What do low fashion memewear brands contribute to the culture of independent designers?
Well, for one, they emphasize that designing a successful product isn’t about physical labor, but rather about cleverness. Much like their high fashion counterparts dealing in memeology (Demna and Ava, as mentioned), they prove that the time of the internet calls for one (brand owners in particular) to speak the language of the internet, which is satire. The most unfortunate part of this reliance on cleverness, to me, is the fact that everybody thinks they are funny. It also means that “funny” fonts are often being used as if they are inherently funny: default fonts like “Comic Sans” or “Apple Chancery”. Using these fonts is not funny, I don’t think. For these reasons, I try not to use these fonts in my own clothing even though I do enjoy their formal, ornamental qualities. Most recently, I’ve used “Akaya Kanadaka” and “Bradley Hand” which are handwritten fonts that I think look good and have not been ironicized (though, even “Bradley Hand” may be becoming tainted).
Akaya Kanadaka Font

Secondly, and adding on to the previous point, it emphasizes the end of brands representing a lifestyle. This means that the slow, arduous journeys of brands like Supreme or Stussy who amassed cult-like followings over decades in order for their logo to represent a specific history or culture is probably over. In the grand scheme, it renders logo tees—at least unironic logo tees—obsolete. This, for the streetwear purist, means the end of time. In some ways it is catastrophic, I agree. However, it also forces brands to be less dependent on name recognition and, as a result, more design oriented, which benefits the fields of fashion, graphic design, and fine arts. This also means the images are more interesting, the designers are more present, the industry is more accessible, and the ideas are more fruitful/productive.
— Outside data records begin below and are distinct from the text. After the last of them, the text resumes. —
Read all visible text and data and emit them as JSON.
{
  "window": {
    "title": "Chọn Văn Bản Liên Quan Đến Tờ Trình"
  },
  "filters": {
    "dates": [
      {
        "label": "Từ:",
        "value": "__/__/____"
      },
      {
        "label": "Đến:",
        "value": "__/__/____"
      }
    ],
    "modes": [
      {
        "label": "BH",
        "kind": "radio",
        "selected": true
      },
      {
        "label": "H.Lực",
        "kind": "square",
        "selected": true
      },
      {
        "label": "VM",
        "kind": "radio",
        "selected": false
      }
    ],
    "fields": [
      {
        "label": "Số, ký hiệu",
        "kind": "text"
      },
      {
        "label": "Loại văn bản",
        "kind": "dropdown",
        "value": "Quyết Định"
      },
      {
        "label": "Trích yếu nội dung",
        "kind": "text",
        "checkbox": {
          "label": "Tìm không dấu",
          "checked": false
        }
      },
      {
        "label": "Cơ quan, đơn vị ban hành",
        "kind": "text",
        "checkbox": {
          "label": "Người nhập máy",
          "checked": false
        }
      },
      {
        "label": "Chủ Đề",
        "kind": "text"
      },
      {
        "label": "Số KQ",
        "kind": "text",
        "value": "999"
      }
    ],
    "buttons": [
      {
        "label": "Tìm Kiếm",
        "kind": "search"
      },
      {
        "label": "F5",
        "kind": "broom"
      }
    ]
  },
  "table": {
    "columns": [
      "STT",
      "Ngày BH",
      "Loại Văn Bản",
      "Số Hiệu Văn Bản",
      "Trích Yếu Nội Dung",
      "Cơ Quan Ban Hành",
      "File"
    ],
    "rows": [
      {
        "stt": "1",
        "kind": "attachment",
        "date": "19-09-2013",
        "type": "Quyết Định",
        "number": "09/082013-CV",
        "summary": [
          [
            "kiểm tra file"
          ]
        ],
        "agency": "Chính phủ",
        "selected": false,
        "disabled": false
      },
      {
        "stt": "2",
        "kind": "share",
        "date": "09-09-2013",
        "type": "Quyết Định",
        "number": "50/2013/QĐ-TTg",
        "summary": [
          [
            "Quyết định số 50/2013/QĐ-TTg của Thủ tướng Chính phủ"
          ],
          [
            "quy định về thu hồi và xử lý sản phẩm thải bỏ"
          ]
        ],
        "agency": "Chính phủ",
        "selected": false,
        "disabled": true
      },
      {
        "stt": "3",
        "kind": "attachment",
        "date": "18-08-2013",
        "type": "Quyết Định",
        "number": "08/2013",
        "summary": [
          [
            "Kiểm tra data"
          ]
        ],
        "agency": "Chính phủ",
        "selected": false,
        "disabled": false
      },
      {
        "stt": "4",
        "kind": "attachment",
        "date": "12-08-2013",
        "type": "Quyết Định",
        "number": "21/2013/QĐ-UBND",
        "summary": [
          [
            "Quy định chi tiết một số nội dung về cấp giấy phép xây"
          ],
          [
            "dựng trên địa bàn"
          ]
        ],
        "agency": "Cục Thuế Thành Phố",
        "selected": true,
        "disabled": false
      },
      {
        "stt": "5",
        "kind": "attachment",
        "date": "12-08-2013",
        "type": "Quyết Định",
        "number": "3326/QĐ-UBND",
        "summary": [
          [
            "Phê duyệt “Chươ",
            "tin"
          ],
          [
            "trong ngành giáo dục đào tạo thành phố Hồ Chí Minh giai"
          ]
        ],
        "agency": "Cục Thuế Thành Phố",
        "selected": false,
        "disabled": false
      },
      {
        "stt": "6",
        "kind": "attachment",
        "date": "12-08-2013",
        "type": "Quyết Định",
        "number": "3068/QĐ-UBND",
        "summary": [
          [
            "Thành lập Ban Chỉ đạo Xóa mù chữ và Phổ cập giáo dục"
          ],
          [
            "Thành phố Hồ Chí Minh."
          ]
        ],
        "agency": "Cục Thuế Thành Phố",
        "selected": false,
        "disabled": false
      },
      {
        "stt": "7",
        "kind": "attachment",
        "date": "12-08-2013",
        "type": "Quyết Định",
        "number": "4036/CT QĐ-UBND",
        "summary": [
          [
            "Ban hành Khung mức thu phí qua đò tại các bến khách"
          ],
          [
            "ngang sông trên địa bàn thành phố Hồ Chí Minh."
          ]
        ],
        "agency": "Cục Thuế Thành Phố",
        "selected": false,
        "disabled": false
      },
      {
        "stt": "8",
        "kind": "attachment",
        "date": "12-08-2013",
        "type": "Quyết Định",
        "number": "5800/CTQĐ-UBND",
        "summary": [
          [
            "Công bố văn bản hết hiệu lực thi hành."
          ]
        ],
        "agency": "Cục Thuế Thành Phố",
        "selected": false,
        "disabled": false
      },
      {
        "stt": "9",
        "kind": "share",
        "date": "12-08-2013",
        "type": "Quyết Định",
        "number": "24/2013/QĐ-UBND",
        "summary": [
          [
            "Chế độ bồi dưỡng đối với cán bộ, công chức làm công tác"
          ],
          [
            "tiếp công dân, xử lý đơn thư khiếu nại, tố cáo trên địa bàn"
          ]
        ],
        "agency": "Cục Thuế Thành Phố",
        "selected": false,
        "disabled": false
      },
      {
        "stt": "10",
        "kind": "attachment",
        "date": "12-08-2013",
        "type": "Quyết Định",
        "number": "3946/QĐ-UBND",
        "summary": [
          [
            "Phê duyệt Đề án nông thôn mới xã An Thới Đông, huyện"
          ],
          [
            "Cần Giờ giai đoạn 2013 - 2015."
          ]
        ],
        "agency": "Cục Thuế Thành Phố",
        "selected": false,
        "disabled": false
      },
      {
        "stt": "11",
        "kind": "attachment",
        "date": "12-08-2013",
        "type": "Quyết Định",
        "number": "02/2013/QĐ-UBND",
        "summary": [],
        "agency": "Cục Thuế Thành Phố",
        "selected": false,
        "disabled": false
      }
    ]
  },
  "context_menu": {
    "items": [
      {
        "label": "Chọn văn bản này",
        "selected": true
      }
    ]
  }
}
Lastly, this aesthetic, like any trend, is up for expiration. I am unsure of what could replace it, but I am hyper aware of this truth when looking at this memewear. Understanding its livelihood—its origins, its utility, its pitfalls— informs my own work. I often make certain design decisions or tools in order to avoid the language of memewear; this often manifests as an indulgence in conservative and pure Graphic Design (capital D and G) techniques which I use to cushion any jagged edges in my cruder, amateurish imagery. I simultaneously remember to keep those edges jagged to stay current, risky, and unpredictable. Like anything in art, I find implementing all of this quite a balancing act that I often look forward to.
& Tee by Experimental Jetset

How should I close out here? I haven’t really made a conclusion on this yet. I will say that this is a serious and complex topic that deserves close examination and, while my thinking is still quite rough, I feel closer to an idea when I write it all out. All I am able to do is think, create, think, create, think, and create again and I hope my own clothing products reflect the introspections, hesitancies, optimisms, and pessimisms I have expressed in this excerpt.

Thank you for reading.